[Source data]
-.-.-

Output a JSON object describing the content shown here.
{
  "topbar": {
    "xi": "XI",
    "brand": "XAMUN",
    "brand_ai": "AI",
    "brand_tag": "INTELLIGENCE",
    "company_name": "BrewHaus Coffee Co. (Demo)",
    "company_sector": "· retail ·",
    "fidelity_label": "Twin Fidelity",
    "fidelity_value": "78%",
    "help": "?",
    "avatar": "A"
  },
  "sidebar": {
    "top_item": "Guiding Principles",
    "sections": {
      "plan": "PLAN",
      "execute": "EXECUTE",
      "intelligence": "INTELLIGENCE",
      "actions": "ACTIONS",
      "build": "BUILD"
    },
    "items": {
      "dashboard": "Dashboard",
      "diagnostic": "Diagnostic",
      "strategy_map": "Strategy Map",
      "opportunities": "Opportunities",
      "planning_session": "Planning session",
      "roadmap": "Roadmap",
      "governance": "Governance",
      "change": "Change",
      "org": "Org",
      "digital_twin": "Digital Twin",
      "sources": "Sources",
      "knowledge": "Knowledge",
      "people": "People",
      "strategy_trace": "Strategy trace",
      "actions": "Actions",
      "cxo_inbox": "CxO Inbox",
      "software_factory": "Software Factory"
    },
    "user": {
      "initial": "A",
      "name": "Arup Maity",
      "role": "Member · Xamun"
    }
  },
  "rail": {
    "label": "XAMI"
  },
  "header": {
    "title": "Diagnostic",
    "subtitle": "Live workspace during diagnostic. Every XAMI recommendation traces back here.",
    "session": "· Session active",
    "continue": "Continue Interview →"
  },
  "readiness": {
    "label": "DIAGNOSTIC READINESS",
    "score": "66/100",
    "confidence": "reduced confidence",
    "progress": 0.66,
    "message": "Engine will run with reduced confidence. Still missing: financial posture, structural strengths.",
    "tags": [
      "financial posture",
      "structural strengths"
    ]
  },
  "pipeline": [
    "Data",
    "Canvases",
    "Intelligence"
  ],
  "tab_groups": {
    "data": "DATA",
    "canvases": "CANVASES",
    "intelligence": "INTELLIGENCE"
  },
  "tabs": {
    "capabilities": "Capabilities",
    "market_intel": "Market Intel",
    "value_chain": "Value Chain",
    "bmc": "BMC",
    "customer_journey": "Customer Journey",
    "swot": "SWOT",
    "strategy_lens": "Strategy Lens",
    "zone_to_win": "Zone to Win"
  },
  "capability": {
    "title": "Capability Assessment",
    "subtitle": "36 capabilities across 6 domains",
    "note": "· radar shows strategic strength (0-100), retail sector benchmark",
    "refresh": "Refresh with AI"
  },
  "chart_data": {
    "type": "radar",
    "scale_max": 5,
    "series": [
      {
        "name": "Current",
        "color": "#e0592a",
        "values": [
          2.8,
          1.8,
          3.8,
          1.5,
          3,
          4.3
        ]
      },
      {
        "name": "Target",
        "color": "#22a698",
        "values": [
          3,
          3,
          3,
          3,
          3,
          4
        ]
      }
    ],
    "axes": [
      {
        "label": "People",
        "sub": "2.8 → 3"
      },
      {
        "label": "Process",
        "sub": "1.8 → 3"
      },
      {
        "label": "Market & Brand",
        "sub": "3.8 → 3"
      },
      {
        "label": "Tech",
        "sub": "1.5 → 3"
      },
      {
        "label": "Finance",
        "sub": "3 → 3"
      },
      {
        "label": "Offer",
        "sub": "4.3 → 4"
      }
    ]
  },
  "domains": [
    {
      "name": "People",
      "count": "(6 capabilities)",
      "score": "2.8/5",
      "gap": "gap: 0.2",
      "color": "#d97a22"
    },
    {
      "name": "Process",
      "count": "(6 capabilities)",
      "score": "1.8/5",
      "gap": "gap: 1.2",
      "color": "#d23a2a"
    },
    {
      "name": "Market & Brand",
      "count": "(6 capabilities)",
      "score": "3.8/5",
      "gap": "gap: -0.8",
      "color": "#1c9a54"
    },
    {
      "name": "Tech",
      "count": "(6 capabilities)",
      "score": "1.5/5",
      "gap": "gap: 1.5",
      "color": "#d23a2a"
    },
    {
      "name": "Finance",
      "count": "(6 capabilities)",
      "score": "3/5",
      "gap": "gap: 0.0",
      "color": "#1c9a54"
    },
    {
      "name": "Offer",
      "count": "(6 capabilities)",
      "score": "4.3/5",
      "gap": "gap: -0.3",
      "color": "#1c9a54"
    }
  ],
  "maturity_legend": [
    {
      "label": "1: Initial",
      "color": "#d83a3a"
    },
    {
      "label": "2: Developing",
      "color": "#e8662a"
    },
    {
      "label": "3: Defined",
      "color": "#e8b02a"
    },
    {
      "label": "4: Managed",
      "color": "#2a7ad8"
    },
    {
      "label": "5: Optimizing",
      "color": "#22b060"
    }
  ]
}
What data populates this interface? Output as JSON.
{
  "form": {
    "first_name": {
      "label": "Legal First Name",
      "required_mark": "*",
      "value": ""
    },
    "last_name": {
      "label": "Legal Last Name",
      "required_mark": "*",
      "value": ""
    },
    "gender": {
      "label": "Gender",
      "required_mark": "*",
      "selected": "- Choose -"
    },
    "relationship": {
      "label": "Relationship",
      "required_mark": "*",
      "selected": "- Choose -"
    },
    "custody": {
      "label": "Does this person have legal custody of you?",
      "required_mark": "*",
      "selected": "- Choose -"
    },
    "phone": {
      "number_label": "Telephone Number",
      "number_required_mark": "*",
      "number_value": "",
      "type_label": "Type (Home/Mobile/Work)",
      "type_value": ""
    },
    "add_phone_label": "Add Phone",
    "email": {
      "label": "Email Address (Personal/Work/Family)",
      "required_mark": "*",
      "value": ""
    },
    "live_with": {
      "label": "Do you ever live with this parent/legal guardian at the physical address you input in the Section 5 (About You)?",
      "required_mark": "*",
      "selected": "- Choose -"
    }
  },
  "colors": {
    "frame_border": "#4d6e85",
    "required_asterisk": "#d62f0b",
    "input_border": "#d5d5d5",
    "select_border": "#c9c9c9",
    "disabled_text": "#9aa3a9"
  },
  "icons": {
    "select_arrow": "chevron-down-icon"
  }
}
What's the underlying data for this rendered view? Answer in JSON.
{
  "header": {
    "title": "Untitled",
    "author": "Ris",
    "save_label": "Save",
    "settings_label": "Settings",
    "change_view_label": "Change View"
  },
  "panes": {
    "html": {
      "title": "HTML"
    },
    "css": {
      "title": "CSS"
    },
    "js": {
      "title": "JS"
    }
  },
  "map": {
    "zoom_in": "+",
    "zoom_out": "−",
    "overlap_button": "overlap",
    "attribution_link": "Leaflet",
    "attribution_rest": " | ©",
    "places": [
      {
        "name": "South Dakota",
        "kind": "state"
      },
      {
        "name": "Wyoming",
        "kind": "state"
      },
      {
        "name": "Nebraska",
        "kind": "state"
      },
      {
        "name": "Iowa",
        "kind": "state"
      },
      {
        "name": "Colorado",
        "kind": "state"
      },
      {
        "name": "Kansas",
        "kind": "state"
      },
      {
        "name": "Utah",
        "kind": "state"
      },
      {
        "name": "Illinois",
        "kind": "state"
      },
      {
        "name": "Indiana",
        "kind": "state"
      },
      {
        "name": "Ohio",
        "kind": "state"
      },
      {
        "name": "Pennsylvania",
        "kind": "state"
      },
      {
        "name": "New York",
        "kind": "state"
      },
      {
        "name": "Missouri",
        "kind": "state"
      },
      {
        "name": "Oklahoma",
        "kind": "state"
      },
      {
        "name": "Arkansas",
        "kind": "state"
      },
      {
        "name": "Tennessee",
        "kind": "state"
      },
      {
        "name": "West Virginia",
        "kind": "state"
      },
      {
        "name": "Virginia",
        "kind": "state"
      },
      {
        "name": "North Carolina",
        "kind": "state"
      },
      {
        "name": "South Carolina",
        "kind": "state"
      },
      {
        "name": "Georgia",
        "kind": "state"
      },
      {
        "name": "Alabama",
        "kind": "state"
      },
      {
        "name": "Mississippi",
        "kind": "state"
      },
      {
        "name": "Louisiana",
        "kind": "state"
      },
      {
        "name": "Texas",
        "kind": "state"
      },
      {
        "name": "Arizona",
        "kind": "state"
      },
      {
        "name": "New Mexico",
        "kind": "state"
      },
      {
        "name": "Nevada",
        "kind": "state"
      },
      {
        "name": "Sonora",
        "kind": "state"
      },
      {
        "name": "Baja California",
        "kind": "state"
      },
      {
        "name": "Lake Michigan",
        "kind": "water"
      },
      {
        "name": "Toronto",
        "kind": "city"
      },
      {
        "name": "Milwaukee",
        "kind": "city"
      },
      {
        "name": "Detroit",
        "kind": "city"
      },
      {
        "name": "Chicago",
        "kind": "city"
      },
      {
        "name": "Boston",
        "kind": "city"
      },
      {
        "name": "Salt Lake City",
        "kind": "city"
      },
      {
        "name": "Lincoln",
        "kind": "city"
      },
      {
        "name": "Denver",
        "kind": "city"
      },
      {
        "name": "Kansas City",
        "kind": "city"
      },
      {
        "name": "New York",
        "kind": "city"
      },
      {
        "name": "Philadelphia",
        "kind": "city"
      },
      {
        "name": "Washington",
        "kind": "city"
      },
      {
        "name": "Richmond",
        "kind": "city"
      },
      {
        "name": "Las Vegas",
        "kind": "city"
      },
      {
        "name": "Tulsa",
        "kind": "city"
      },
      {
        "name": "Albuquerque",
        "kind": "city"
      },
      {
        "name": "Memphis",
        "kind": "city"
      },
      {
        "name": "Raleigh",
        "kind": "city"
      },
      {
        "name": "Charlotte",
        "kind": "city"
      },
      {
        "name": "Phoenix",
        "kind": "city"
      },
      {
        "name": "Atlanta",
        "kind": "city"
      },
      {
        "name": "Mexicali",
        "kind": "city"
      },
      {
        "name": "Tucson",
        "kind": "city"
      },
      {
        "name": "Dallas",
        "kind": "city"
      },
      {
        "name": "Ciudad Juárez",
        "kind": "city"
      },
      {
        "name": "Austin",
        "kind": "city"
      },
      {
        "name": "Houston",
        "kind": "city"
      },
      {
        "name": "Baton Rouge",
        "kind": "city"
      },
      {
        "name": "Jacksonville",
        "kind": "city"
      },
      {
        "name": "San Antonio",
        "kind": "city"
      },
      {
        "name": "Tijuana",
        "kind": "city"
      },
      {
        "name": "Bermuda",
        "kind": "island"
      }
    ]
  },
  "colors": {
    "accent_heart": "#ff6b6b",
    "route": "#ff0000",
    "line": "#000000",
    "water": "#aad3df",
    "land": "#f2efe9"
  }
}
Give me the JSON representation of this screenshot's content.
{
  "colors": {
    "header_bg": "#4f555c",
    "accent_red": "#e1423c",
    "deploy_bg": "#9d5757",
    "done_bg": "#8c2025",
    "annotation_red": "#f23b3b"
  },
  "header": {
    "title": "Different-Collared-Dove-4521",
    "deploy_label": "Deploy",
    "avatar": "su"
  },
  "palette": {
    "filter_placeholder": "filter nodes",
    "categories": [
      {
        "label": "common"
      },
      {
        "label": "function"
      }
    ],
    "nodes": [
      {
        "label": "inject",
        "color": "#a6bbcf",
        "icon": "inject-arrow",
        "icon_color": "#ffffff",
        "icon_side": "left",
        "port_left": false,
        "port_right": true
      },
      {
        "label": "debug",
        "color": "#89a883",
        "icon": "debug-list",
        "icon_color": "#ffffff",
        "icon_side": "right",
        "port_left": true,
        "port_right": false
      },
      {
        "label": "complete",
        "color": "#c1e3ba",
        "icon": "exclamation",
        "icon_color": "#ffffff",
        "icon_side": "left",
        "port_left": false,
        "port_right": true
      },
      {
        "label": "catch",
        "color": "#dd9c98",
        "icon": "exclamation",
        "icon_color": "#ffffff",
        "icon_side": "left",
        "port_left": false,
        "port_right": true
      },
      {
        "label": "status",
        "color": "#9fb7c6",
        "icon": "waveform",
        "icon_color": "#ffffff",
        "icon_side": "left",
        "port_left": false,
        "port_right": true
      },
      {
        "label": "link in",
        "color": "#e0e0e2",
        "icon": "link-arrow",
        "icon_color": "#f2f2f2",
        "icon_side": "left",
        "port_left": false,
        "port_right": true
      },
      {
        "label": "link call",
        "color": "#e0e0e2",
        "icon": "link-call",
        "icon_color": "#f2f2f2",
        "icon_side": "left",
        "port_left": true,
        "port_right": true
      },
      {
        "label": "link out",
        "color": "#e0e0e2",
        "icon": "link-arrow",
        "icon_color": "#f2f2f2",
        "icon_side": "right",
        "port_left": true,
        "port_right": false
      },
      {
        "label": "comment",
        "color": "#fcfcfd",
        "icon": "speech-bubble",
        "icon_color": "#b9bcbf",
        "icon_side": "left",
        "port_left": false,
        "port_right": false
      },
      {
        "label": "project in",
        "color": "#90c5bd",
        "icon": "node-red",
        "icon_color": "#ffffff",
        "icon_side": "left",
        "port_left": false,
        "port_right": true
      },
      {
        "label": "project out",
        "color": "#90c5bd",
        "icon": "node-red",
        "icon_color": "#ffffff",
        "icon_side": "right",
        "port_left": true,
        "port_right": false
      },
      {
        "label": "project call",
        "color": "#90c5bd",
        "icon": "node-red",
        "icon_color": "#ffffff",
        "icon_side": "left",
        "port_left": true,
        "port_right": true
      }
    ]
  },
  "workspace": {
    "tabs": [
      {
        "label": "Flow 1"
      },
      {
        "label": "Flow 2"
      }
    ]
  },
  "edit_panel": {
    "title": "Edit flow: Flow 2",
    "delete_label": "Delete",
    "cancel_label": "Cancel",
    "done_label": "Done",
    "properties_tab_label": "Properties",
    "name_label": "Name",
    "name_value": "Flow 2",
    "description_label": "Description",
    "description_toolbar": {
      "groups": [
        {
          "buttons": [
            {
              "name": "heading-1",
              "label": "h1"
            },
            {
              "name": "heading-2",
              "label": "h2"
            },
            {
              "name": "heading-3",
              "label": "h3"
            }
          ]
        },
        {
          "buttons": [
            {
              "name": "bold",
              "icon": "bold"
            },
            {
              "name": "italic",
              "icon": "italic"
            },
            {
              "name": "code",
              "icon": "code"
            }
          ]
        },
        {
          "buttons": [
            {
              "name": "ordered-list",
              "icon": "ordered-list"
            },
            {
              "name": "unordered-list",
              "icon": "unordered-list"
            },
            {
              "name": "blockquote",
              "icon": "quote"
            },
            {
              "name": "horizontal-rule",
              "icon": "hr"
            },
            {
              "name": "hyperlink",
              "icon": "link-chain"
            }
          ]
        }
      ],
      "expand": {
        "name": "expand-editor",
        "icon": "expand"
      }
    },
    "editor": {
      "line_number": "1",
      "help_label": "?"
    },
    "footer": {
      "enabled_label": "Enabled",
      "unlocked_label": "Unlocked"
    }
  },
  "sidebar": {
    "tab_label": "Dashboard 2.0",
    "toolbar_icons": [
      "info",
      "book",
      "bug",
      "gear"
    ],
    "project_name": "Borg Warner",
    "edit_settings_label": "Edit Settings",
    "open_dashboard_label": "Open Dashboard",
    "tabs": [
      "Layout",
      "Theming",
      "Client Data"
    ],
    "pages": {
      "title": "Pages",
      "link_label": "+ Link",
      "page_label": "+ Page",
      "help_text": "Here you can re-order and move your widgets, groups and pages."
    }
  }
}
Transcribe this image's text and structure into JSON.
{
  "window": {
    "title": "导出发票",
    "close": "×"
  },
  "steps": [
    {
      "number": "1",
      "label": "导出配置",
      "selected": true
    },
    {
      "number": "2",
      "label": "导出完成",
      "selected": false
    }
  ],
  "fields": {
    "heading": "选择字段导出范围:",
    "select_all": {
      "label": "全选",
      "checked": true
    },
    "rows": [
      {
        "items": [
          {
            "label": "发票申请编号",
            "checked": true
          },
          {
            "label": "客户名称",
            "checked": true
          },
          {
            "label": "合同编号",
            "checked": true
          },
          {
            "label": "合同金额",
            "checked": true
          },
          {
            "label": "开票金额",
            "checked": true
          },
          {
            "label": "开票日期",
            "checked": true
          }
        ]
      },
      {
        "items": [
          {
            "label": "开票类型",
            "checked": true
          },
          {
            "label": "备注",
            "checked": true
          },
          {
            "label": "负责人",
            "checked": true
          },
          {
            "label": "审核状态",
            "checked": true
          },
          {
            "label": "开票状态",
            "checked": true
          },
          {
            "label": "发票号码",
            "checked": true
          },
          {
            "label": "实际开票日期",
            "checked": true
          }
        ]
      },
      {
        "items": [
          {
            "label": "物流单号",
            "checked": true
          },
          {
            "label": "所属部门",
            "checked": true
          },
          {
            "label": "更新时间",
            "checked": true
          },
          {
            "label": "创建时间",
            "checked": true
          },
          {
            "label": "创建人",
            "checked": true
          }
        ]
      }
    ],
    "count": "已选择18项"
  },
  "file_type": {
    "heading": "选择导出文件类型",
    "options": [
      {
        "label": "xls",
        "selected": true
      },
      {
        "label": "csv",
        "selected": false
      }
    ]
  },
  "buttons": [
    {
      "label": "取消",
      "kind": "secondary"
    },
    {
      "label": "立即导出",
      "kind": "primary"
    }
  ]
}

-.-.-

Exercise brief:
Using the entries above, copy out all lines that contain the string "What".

Written reply:
What data populates this interface? Output as JSON.
What's the underlying data for this rendered view? Answer in JSON.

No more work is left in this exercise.